ACHRNEWS

ACCA Releases Study On Health Benefit Costs

January 27, 2005
ARLINGTON, Va. - Health insurance costs have continued to rise dramatically for HVACR contractors during the past two years, leading many to lower the benefits they offer to their employees.

The Air Conditioning Contractors of America (ACCA) released a new revised study on the health insurance costs of HVACR contractors. Last fall the association completed a survey of more than 200 contracting businesses in an effort to update a previous analysis, which was released in 2002.

A total of 79 percent of respondents received increases of more than 10 percent in 2003 (with 26 percent posting premium increases of more than 20 percent).

In 2004, 69 percent of participants saw their premiums increase more than 10 percent, and 22 percent saw increases of more than 20 percent.

In response to the growing premium, more contractors are reducing benefits for employees. In 2003, 50 percent of participants reduced available health benefits, and 56 percent lowered them in 2004. In contrast, only 10 percent of the participants increased their health benefits in 2004.

On average, contractors require their employees to pay 28 percent of the premium costs. The study showed 39 percent require employees to pay under 10 percent of the premium, while 30 percent require employees to pay 40 percent or more of the premium.

On average, 74 percent of employees are participating in health insurance programs sponsored by the responding contractors.

Health insurance costs account for, on average, 5.2 percent of the contractors' total expense outlays.
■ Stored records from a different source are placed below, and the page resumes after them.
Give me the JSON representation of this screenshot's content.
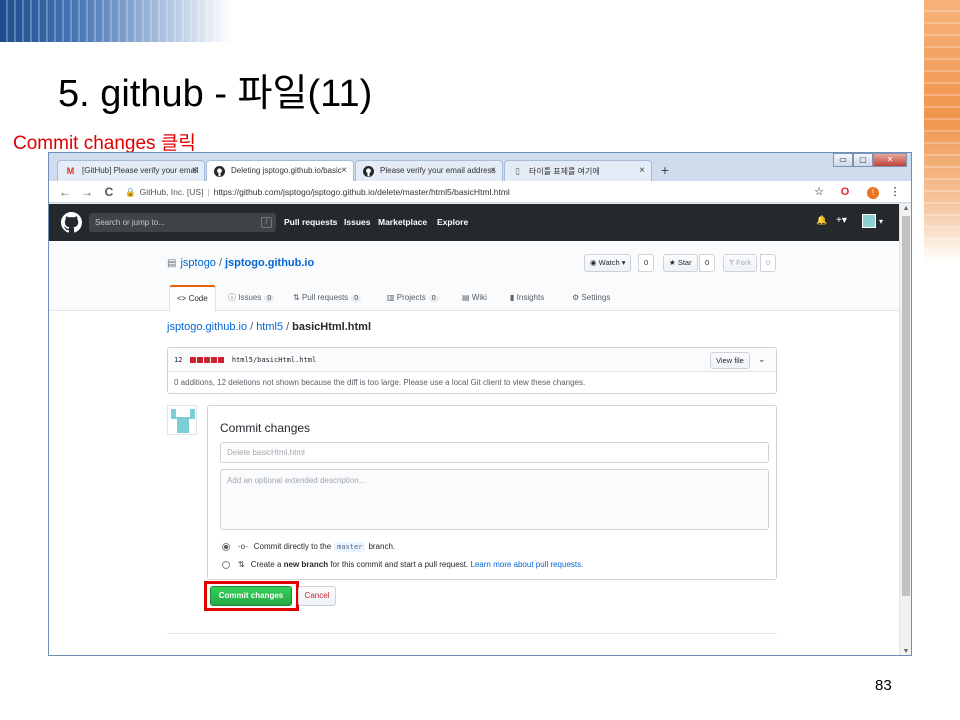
{
  "slide": {
    "title": "5. github - 파일(11)",
    "note": "Commit changes 클릭",
    "page_number": "83"
  },
  "browser": {
    "tabs": [
      {
        "icon": "gmail-icon",
        "label": "[GitHub] Please verify your email",
        "close": "×"
      },
      {
        "icon": "github-icon",
        "label": "Deleting jsptogo.github.io/basic",
        "close": "×"
      },
      {
        "icon": "github-icon",
        "label": "Please verify your email address",
        "close": "×"
      },
      {
        "icon": "page-icon",
        "label": "타이틀 표제를 여기에",
        "close": "×"
      }
    ],
    "new_tab": "+",
    "window_buttons": [
      "▭",
      "▢",
      "✕"
    ],
    "nav": {
      "back": "←",
      "forward": "→",
      "reload": "C"
    },
    "address": {
      "origin": "GitHub, Inc. [US]",
      "url": "https://github.com/jsptogo/jsptogo.github.io/delete/master/html5/basicHtml.html"
    },
    "toolbar_icons": {
      "star": "☆",
      "opera": "O",
      "profile": "!",
      "menu": "⋮"
    }
  },
  "github": {
    "header": {
      "search_placeholder": "Search or jump to...",
      "search_key": "/",
      "nav": [
        "Pull requests",
        "Issues",
        "Marketplace",
        "Explore"
      ],
      "bell": "🔔",
      "plus": "+▾",
      "avatar_caret": "▾"
    },
    "repo": {
      "owner": "jsptogo",
      "separator": "/",
      "name": "jsptogo.github.io",
      "watch": {
        "label": "Watch ▾",
        "count": "0"
      },
      "star": {
        "label": "Star",
        "count": "0"
      },
      "fork": {
        "label": "Fork",
        "count": "0"
      }
    },
    "tabs": [
      {
        "icon": "<>",
        "label": "Code",
        "count": ""
      },
      {
        "icon": "ⓘ",
        "label": "Issues",
        "count": "0"
      },
      {
        "icon": "⇅",
        "label": "Pull requests",
        "count": "0"
      },
      {
        "icon": "▥",
        "label": "Projects",
        "count": "0"
      },
      {
        "icon": "▤",
        "label": "Wiki",
        "count": ""
      },
      {
        "icon": "▮",
        "label": "Insights",
        "count": ""
      },
      {
        "icon": "⚙",
        "label": "Settings",
        "count": ""
      }
    ],
    "breadcrumb": {
      "root": "jsptogo.github.io",
      "folder": "html5",
      "file": "basicHtml.html",
      "sep": "/"
    },
    "diff": {
      "count": "12",
      "path": "html5/basicHtml.html",
      "view_file": "View file",
      "chevron": "⌄",
      "note": "0 additions, 12 deletions not shown because the diff is too large. Please use a local Git client to view these changes."
    },
    "commit": {
      "title": "Commit changes",
      "summary_placeholder": "Delete basicHtml.html",
      "description_placeholder": "Add an optional extended description…",
      "option_direct_prefix": "Commit directly to the",
      "option_direct_branch": "master",
      "option_direct_suffix": "branch.",
      "option_new_prefix": "Create a",
      "option_new_bold": "new branch",
      "option_new_mid": "for this commit and start a pull request.",
      "option_new_link": "Learn more about pull requests.",
      "commit_button": "Commit changes",
      "cancel_button": "Cancel"
    }
  },
  "colors": {
    "highlight": "#e00000",
    "github_header": "#24292e",
    "primary_button": "#28a745",
    "link": "#0366d6"
  }
}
This is down slightly from the 2002 study, possibly based on the decreasing coverage options being offered to employees.

For more information on the report, visit www.acca.org/biz/datatools.

Publication date: 01/31/2005